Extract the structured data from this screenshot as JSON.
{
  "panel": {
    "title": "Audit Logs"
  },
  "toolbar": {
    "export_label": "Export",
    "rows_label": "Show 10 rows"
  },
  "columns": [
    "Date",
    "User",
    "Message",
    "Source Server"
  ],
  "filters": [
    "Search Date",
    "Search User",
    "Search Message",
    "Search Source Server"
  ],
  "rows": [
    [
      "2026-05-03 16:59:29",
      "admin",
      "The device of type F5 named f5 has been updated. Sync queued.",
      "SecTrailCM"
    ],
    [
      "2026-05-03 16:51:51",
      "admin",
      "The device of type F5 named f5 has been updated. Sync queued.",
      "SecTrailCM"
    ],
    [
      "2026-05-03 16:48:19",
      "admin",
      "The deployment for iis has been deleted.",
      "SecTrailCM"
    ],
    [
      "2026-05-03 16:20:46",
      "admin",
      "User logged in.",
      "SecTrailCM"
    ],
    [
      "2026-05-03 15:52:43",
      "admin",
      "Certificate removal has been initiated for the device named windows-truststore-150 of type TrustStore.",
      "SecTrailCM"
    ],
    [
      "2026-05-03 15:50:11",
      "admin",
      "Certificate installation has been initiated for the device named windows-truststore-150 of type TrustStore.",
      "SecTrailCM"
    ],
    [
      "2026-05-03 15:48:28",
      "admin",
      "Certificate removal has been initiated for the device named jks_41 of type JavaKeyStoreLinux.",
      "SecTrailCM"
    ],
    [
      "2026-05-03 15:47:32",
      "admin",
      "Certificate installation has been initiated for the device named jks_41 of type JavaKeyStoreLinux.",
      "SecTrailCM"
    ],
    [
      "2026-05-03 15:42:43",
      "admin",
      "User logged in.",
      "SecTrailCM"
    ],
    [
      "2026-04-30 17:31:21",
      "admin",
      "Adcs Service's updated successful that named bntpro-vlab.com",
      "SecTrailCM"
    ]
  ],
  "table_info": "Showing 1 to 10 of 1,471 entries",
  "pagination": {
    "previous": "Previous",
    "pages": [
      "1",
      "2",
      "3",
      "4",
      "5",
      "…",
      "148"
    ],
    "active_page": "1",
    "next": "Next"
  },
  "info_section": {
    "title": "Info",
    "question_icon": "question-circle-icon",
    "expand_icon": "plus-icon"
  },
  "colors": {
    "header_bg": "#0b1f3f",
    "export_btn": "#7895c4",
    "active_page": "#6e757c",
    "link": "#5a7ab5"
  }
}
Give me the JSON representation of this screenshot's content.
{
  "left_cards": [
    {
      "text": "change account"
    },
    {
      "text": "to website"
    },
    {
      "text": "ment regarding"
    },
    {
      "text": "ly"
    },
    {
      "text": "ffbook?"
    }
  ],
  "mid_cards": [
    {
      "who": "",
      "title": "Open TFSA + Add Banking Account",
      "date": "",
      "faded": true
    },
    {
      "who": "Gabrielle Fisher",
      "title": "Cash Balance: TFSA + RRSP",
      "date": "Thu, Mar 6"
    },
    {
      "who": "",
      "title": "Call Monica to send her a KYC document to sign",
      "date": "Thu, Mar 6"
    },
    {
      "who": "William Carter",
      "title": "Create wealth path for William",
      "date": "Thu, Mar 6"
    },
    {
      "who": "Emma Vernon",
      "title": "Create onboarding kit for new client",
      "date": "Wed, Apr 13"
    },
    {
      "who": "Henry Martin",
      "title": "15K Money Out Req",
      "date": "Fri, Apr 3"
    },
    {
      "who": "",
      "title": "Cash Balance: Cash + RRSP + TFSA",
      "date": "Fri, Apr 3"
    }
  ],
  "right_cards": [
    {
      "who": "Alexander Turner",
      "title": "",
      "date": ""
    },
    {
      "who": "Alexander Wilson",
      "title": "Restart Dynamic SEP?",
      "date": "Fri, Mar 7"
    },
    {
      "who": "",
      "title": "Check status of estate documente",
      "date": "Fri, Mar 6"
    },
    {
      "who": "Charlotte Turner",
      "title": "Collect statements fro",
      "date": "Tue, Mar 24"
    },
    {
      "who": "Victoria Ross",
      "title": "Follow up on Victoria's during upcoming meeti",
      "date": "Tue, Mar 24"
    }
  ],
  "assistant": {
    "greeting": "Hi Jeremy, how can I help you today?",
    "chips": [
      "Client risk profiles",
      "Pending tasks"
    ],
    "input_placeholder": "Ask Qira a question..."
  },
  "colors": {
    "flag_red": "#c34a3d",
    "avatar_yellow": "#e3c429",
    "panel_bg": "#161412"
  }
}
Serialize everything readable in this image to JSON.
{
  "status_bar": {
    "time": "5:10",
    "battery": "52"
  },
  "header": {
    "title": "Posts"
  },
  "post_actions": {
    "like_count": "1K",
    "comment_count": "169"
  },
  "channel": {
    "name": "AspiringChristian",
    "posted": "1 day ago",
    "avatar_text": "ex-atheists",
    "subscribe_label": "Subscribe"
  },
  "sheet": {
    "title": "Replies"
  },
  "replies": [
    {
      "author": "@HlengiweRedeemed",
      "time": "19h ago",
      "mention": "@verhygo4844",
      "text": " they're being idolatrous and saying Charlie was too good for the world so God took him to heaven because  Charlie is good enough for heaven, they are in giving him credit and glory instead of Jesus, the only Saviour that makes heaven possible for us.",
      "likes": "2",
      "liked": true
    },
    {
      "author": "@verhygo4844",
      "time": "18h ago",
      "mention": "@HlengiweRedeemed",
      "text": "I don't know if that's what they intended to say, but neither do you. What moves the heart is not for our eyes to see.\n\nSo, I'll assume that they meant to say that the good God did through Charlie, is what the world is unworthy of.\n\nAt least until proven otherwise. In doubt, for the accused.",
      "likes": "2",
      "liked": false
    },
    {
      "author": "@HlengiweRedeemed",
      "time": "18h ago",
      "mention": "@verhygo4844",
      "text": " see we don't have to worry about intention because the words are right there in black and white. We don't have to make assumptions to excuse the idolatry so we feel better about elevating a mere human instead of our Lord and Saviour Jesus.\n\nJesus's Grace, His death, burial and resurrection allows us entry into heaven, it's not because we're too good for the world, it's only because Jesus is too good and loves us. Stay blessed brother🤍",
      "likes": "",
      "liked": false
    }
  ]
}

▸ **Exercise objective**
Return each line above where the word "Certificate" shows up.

▸ **Exercise output**
      "Certificate removal has been initiated for the device named windows-truststore-150 of type TrustStore.",
      "Certificate installation has been initiated for the device named windows-truststore-150 of type TrustStore.",
      "Certificate removal has been initiated for the device named jks_41 of type JavaKeyStoreLinux.",
      "Certificate installation has been initiated for the device named jks_41 of type JavaKeyStoreLinux.",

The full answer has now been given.